And Vasilevskiy made sure they did not.
He sprawled. He bent. He twisted. And time after time, he kept the puck out of the net in the Lightning's 4-1 victory over the New York Islanders.
“He played unbelievable,” said defenseman Victor Hedman. “He bailed us out especially there in that last part of the second period. He came up big for us. He stopped the breakaway in the third and had a lot of big saves and moved the puck well too. We have two of the best goalies in the league and that’s comforting for us to know that we have him there to bail us out."
Captain Steven Stamkos agreed.
“Vasy was outstanding,” he said. “He made some huge saves. He was big with a couple breakaway saves. We know what we’re going to get from Vasy, and he’s going to make some huge saves with his athletic ability.”
He is growing up, you know. He remains a stranger in a strange land, learning the game, learning the language. Like a lot of foreigners, he didn't trust his verbal skills a year ago.
Now, he still speaks in cliches. "I stayed relaxed. I stayed in the blue paint." But he seems more mature, more in control. He looks, frankly, like the goaltender of the future.
A year ago, even, the odds of the Lightning winning went down considerably when Vasilevskiy played and Ben Bishop sat. But Vasilevskiy looks ready to play this season.

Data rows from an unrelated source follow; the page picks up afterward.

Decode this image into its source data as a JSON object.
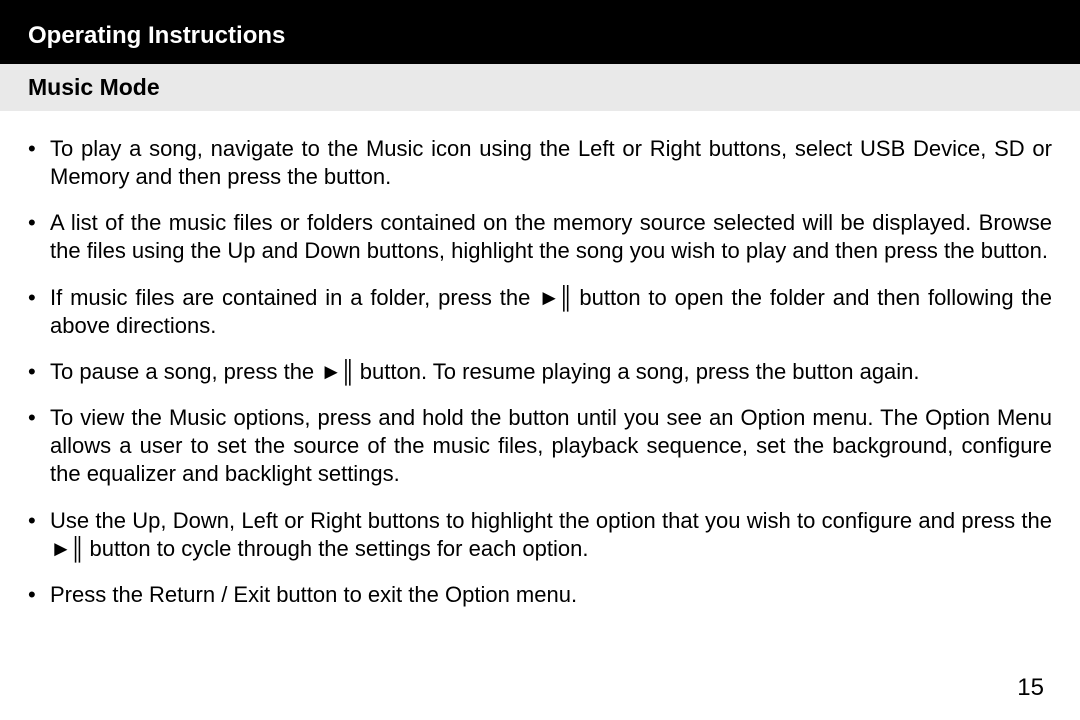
{
  "header": {
    "title": "Operating Instructions"
  },
  "section": {
    "title": "Music Mode"
  },
  "icons": {
    "playpause": "►║"
  },
  "bullets": [
    {
      "pre": "To play a song, navigate to the Music icon using the Left or Right buttons, select USB Device, SD or Memory and then press the  button."
    },
    {
      "pre": "A list of the music files or folders contained on the memory source selected will be displayed. Browse the files using the Up and Down buttons, highlight the song you wish to play and then press the  button."
    },
    {
      "pre": "If music files are contained in a folder, press the  ",
      "icon": "playpause",
      "post": "  button to open the folder and then following the above directions."
    },
    {
      "pre": "To pause a song, press the  ",
      "icon": "playpause",
      "post": "  button. To resume playing a song, press the  button again."
    },
    {
      "pre": "To view the Music options, press and hold the  button until you see an Option menu. The Option Menu allows a user to set the source of the music files, playback sequence, set the background, configure the equalizer and backlight settings."
    },
    {
      "pre": "Use the Up, Down, Left or Right buttons to highlight the option that you wish to configure and press the  ",
      "icon": "playpause",
      "post": "  button to cycle through the settings for each option."
    },
    {
      "pre": "Press the Return / Exit button to exit the Option menu."
    }
  ],
  "page_number": "15"
}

“I just think he's a year older,” Lightning coach Jon Cooper said. “A year wiser. A year stronger, a year quicker, a year better. He's a year more experienced in the league. Thats what you need. He's learning the league. He's an outstanding goaltender, but you have to learn the league, the players, the angles. But he's a student of the game, and he works his tail off.”
Vasilevskiy's performance made Thursday night one of the Bolts' best games. They finally took a lead. They got great goaltending. They scored on the power play. They got goals from stars like Stamkos, Nikita Kucherov and Tyler Johnson. They closed well (Vasy's saves and a third-period goal by Brian Boyle led the Bolts).

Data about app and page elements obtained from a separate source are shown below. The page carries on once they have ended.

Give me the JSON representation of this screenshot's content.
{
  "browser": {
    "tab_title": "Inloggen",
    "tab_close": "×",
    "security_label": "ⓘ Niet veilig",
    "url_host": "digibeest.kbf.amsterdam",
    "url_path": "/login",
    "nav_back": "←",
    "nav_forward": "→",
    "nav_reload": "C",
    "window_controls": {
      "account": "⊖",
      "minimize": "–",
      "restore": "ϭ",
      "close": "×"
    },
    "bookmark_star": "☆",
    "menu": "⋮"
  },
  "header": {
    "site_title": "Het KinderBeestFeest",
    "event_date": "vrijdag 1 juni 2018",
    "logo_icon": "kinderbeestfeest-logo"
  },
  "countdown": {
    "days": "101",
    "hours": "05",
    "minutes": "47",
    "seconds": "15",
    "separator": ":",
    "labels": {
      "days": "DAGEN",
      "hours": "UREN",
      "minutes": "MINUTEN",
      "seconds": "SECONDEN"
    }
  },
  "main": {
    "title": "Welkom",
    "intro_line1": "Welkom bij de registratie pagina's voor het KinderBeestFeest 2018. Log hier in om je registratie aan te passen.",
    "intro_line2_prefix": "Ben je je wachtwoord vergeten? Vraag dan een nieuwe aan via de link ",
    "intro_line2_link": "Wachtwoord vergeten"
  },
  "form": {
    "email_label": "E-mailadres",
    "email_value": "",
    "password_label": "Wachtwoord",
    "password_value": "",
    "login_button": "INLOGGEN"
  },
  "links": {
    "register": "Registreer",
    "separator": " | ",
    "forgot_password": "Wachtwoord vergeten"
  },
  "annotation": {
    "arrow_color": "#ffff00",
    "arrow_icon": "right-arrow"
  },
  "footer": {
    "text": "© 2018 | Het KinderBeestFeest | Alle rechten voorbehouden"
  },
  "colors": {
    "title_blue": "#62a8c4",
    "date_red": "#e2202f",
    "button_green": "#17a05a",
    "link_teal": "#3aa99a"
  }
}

Boyle's goal, 68 seconds into the final period, stopped the Islanders' momentum.
“It kind of ultimately popped their balloon a little bit,” Cooper said.
“It’s 3-1. It’s a game, plus they had momentum. We needed that buzzer to go in the second period and it helped us being up two instead of just one and then you get that fourth one and it kind of sucked a little air out of their tires.”

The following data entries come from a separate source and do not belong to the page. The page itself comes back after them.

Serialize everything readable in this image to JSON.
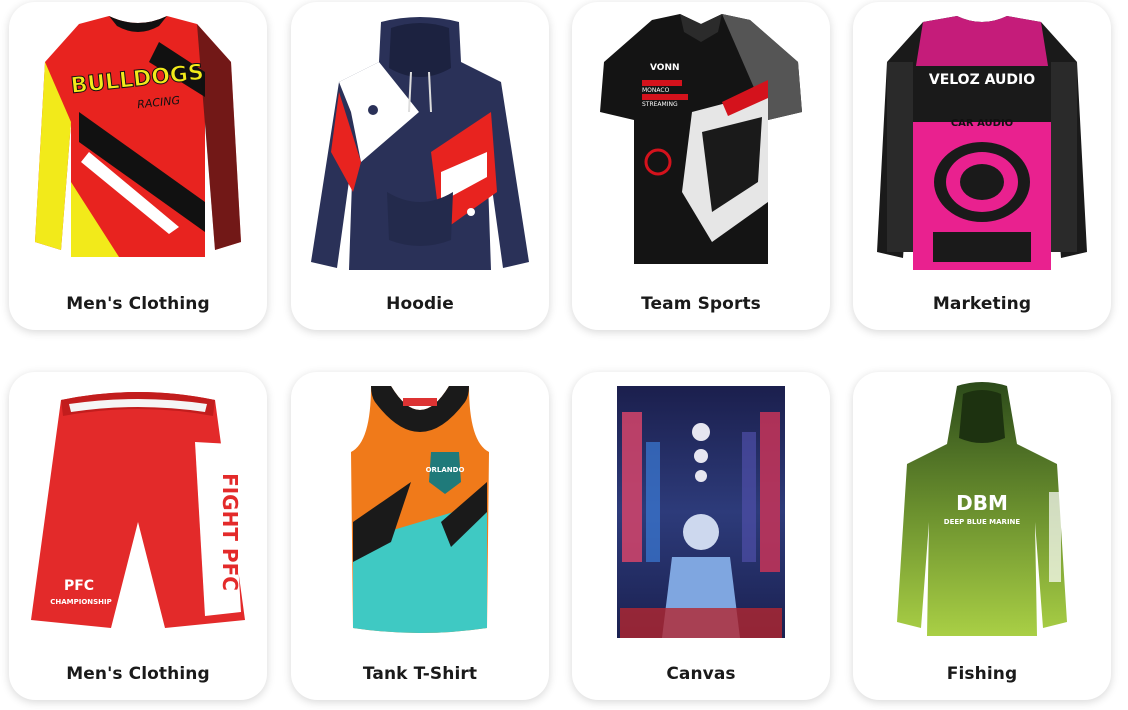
{
  "categories": [
    {
      "label": "Men's Clothing",
      "image": "long-sleeve jersey, red/yellow, BULLDOGS RACING"
    },
    {
      "label": "Hoodie",
      "image": "navy hoodie with red and white paw print design"
    },
    {
      "label": "Team Sports",
      "image": "black racing polo shirt with race car graphic"
    },
    {
      "label": "Marketing",
      "image": "pink/black long-sleeve jersey, VELOZ AUDIO"
    },
    {
      "label": "Men's Clothing",
      "image": "red shorts, FIGHT PFC"
    },
    {
      "label": "Tank T-Shirt",
      "image": "orange/teal tank top, ORLANDO"
    },
    {
      "label": "Canvas",
      "image": "astronaut in neon city canvas print"
    },
    {
      "label": "Fishing",
      "image": "green hooded fishing shirt, DEEP BLUE MARINE"
    }
  ],
  "art_text": {
    "bulldogs_line1": "BULLDOGS",
    "bulldogs_line2": "RACING",
    "veloz": "VELOZ AUDIO",
    "car_audio": "CAR AUDIO",
    "fight": "FIGHT PFC",
    "pfc": "PFC",
    "championship": "CHAMPIONSHIP",
    "orlando": "ORLANDO",
    "dbm": "DBM",
    "deep_blue": "DEEP BLUE MARINE",
    "von": "VONN",
    "streaming": "STREAMING",
    "monaco": "MONACO"
  },
  "colors": {
    "card_bg": "#ffffff",
    "label": "#1a1a1a",
    "jersey_red": "#e8231f",
    "jersey_yellow": "#f2ea1a",
    "hoodie_navy": "#2a3158",
    "pink": "#e9218f",
    "shorts_red": "#e32a2a",
    "tank_orange": "#f07a1a",
    "tank_teal": "#3fc9c3",
    "fish_dark": "#2c4a1a",
    "fish_light": "#a9cf45"
  }
}
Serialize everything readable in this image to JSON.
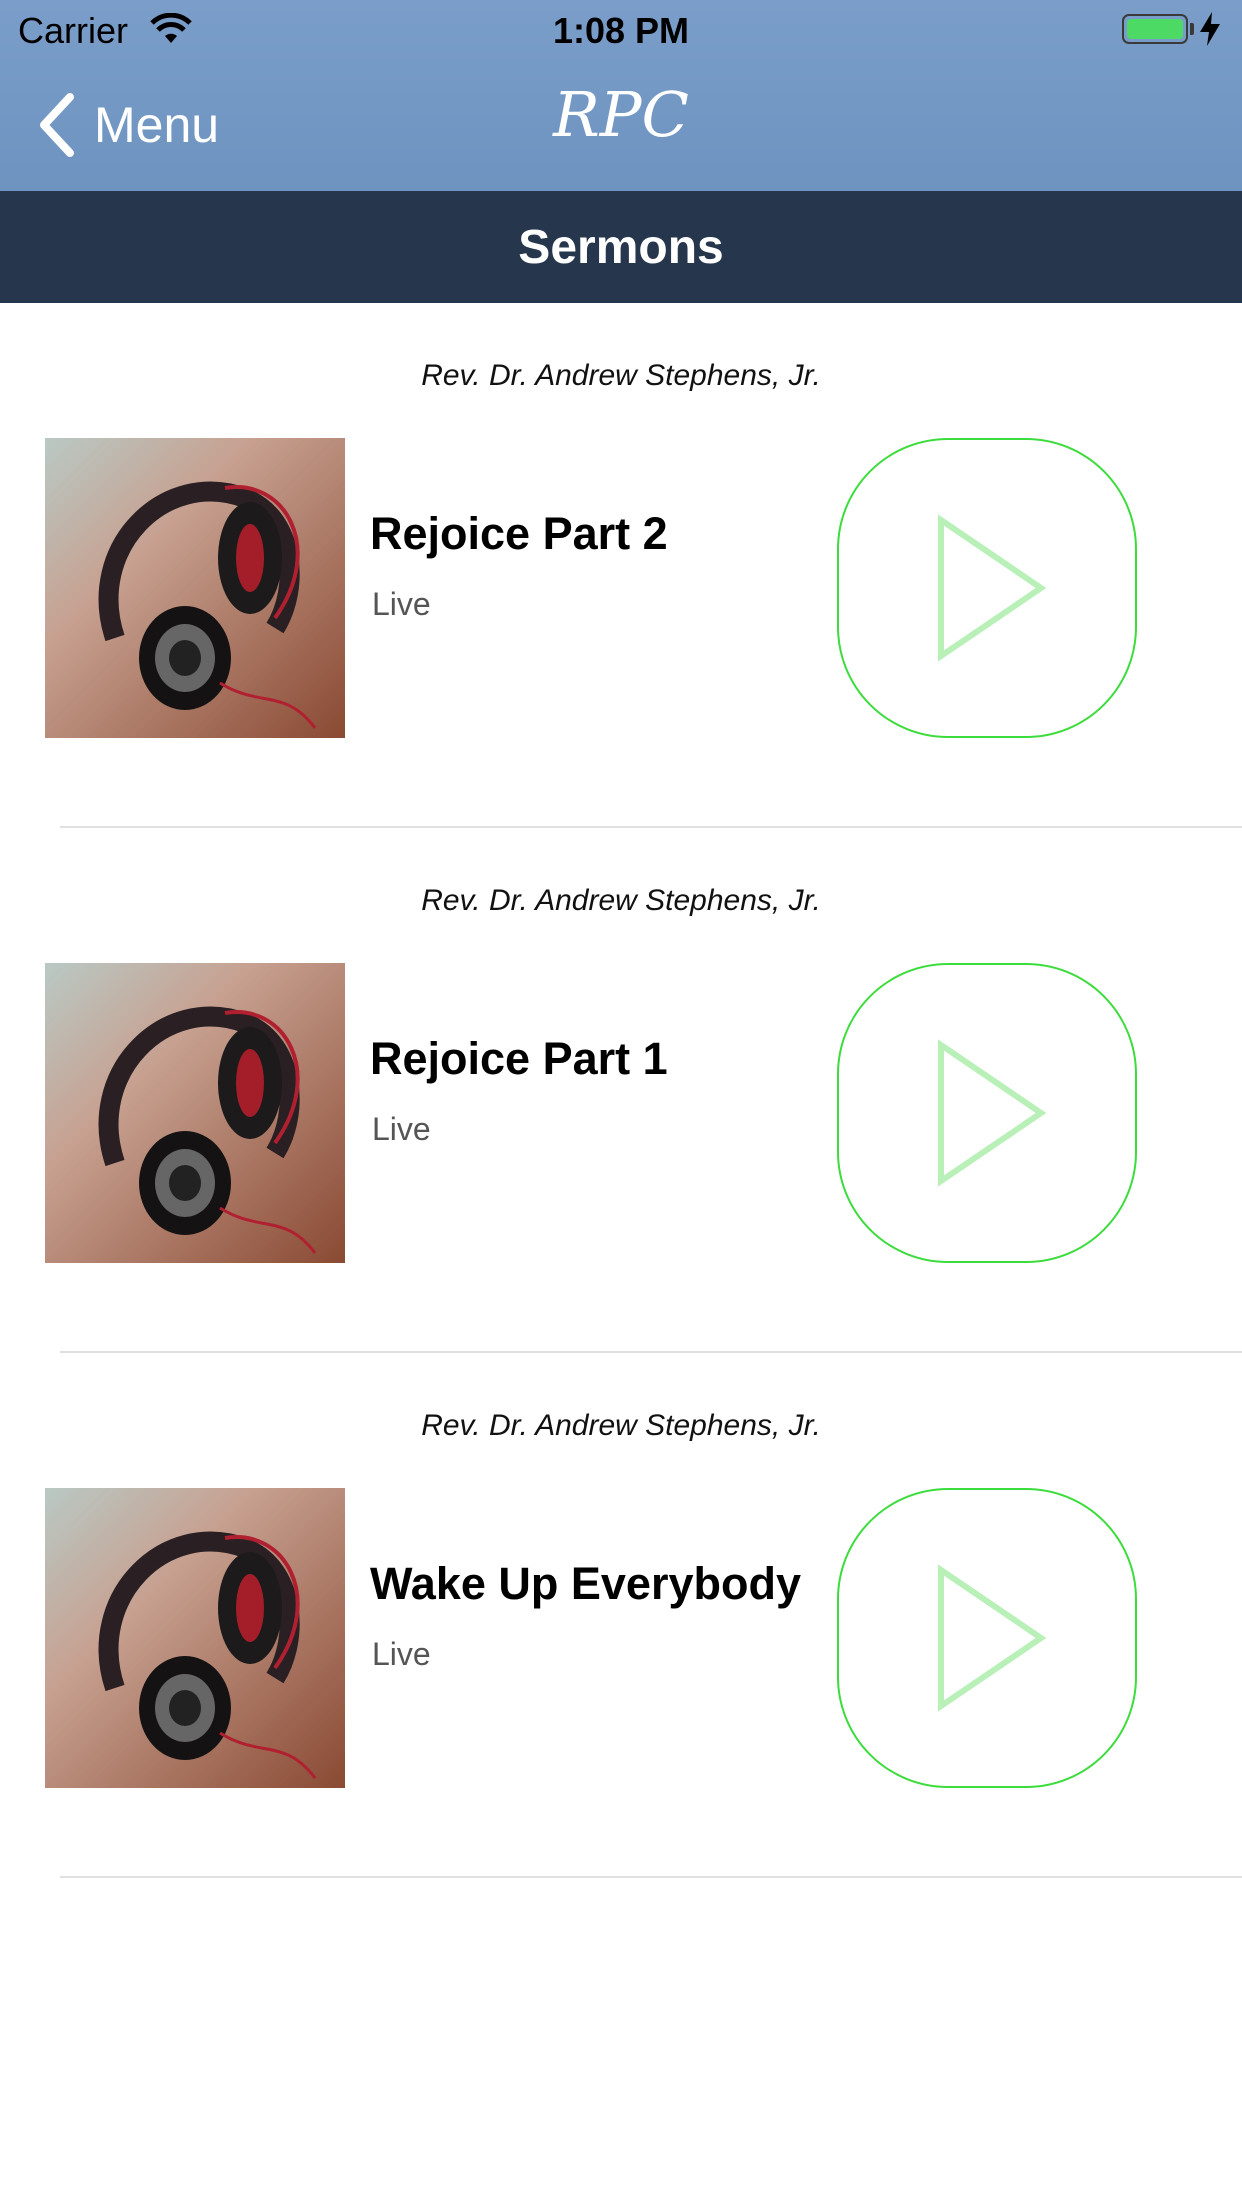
{
  "status_bar": {
    "carrier": "Carrier",
    "time": "1:08 PM",
    "battery_color": "#4cd964"
  },
  "nav": {
    "back_label": "Menu",
    "brand": "RPC"
  },
  "section": {
    "title": "Sermons"
  },
  "sermons": [
    {
      "speaker": "Rev. Dr. Andrew Stephens, Jr.",
      "title": "Rejoice Part 2",
      "subtitle": "Live"
    },
    {
      "speaker": "Rev. Dr. Andrew Stephens, Jr.",
      "title": "Rejoice Part 1",
      "subtitle": "Live"
    },
    {
      "speaker": "Rev. Dr. Andrew Stephens, Jr.",
      "title": "Wake Up Everybody",
      "subtitle": "Live"
    }
  ],
  "icons": {
    "play_icon": "play-icon",
    "thumbnail": "headphones-image"
  },
  "colors": {
    "play_outline": "#3ddc3d",
    "play_glyph": "#b8f0b8",
    "section_bar": "#26364d",
    "nav_bar": "#7297c4"
  }
}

Stamkos, standing next to Boyle, shrugged off his buddy's goal.
“Lucky shot if you ask me,” Stamkos said, laughing. “I didn't think it was a big deal at all. No, anytime you get a two-goal lead, they say that’s probably one of the worst ones to have in the third. That was a big goal. It gives you some breathing room and still allows you to make plays, and I thought we had a really solid third period.”
Hedman had an assist, giving him 188 for his career. He moved into first place ahead of Dan Boyle in the category.
“Yeah, I knew about it,” Hedman said. “It's a good feeling and something I'm proud of. It's tough not to notice it.”
The Lightning is home against the San Jose Sharks on Saturday night.